Brief » Where does the string "Raiz" appear? Copy every line of the entries below that holds it.
Data shown section start
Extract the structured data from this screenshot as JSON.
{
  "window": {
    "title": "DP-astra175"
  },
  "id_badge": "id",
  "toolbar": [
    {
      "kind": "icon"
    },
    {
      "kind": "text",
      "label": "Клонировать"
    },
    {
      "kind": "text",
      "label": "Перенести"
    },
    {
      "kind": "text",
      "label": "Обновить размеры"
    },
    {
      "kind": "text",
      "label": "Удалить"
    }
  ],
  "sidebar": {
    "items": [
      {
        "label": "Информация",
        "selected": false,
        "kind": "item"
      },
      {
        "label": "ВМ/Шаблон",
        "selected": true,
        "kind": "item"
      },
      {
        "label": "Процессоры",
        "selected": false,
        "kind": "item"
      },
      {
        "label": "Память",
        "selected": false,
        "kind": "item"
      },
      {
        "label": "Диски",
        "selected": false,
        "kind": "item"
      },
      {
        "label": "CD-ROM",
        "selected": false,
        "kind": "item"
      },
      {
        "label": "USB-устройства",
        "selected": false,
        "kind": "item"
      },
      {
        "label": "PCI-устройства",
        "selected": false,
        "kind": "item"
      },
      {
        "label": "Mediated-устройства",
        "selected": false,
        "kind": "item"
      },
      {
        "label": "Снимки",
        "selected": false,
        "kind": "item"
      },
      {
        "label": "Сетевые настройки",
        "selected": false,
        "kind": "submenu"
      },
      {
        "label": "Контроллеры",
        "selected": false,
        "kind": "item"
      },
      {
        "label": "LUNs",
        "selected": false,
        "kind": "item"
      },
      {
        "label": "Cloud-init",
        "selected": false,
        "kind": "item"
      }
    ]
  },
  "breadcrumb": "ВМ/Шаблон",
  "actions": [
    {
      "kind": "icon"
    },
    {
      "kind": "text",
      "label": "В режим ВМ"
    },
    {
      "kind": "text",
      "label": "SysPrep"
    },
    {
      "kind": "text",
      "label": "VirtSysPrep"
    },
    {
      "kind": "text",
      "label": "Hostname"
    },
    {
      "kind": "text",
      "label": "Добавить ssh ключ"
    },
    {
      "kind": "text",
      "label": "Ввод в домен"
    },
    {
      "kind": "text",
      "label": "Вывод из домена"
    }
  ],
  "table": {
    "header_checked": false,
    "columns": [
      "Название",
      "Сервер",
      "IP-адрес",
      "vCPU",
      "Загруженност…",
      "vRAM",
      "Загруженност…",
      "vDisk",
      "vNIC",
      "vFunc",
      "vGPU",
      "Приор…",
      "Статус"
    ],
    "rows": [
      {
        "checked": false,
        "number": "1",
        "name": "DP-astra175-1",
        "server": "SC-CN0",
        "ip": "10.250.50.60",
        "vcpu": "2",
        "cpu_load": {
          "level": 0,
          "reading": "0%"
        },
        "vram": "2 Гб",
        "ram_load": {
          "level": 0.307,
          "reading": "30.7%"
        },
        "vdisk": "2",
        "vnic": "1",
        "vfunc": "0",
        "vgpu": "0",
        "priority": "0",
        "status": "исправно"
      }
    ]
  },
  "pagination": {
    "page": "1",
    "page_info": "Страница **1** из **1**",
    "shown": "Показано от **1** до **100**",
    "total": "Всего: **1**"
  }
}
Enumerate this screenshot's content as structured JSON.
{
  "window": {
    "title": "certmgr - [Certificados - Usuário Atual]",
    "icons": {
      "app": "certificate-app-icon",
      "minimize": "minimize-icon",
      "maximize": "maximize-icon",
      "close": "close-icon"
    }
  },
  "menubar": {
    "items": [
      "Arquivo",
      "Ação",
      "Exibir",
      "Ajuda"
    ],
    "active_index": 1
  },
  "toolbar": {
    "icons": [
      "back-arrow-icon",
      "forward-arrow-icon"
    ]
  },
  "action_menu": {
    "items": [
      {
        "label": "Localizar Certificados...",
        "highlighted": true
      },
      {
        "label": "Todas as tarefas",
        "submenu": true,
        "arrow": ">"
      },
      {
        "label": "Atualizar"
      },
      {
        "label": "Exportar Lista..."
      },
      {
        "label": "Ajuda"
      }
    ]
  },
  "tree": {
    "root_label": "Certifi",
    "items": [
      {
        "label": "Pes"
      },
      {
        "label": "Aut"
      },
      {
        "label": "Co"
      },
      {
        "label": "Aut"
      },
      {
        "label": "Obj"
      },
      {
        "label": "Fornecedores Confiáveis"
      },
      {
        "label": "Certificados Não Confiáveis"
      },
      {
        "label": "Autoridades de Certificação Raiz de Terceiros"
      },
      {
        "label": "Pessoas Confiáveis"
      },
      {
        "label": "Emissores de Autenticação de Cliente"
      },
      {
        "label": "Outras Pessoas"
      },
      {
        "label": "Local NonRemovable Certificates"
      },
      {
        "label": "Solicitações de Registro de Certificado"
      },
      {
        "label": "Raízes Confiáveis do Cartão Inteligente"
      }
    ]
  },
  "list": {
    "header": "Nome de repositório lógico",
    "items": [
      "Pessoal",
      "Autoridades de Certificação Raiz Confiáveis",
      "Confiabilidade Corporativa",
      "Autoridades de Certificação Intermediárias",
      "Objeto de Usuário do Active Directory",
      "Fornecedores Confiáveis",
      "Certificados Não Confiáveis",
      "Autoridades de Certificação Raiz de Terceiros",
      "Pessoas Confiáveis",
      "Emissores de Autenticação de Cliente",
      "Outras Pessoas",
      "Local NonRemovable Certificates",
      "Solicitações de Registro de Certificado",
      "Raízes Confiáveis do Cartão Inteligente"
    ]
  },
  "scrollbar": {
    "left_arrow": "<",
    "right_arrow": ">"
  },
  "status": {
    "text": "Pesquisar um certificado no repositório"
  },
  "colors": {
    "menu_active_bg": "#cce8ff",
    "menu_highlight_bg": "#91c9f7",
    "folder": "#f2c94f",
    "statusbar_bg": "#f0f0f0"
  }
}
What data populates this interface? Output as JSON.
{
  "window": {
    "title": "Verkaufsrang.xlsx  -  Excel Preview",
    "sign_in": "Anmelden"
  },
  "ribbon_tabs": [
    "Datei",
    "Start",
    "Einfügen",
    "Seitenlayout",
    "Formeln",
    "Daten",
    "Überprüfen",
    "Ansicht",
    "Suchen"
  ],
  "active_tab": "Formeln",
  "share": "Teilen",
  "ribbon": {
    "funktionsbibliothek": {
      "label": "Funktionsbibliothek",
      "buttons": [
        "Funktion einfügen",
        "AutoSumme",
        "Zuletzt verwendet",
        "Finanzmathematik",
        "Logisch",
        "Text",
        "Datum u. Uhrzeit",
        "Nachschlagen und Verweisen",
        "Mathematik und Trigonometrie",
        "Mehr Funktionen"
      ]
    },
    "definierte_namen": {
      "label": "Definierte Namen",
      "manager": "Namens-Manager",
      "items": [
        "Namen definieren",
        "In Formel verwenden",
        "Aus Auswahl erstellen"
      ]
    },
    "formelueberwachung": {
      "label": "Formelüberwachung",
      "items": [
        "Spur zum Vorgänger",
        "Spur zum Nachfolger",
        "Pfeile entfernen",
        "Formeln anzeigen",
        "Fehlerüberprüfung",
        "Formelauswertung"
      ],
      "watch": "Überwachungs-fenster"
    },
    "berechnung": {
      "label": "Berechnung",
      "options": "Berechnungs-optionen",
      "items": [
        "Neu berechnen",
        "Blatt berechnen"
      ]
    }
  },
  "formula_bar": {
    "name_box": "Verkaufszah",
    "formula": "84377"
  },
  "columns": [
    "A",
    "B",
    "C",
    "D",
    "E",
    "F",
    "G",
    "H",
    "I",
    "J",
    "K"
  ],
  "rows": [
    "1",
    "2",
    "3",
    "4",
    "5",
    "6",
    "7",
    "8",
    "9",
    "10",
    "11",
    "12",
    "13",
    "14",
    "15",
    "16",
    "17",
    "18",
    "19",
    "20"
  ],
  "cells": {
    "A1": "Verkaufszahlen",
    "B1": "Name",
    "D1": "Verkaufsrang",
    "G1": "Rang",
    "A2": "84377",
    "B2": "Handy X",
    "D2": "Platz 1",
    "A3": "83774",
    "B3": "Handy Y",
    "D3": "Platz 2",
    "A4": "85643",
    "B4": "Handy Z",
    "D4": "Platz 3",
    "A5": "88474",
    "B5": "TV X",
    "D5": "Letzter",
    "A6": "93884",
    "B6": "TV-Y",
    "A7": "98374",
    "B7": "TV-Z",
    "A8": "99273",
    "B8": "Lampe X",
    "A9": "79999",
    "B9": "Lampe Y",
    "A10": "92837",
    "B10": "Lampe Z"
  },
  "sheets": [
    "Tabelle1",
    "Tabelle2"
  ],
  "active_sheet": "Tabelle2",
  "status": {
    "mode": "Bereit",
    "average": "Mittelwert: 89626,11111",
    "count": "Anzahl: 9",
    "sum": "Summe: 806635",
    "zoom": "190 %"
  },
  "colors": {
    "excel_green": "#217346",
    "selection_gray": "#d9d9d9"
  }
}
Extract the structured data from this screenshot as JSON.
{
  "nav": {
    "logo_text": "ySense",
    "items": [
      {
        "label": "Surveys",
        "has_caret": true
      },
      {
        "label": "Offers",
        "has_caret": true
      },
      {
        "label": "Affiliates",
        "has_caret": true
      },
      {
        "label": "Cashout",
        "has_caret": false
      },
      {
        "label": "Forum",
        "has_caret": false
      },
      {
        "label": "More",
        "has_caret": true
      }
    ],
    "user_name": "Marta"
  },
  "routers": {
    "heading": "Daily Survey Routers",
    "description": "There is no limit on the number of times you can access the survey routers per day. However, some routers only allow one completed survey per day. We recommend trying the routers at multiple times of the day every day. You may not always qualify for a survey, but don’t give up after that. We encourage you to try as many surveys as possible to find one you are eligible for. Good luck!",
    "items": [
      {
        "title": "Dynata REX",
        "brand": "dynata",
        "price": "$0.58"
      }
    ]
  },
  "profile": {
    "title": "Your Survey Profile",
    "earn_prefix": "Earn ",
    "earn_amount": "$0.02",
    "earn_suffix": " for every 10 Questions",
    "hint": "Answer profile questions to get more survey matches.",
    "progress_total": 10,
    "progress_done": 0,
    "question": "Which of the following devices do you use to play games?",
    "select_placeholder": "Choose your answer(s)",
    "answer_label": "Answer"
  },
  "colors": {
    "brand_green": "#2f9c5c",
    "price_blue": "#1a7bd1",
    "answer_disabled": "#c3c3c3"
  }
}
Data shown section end
Your solution »
        "label": "Autoridades de Certificação Raiz de Terceiros"
      "Autoridades de Certificação Raiz Confiáveis",
      "Autoridades de Certificação Raiz de Terceiros",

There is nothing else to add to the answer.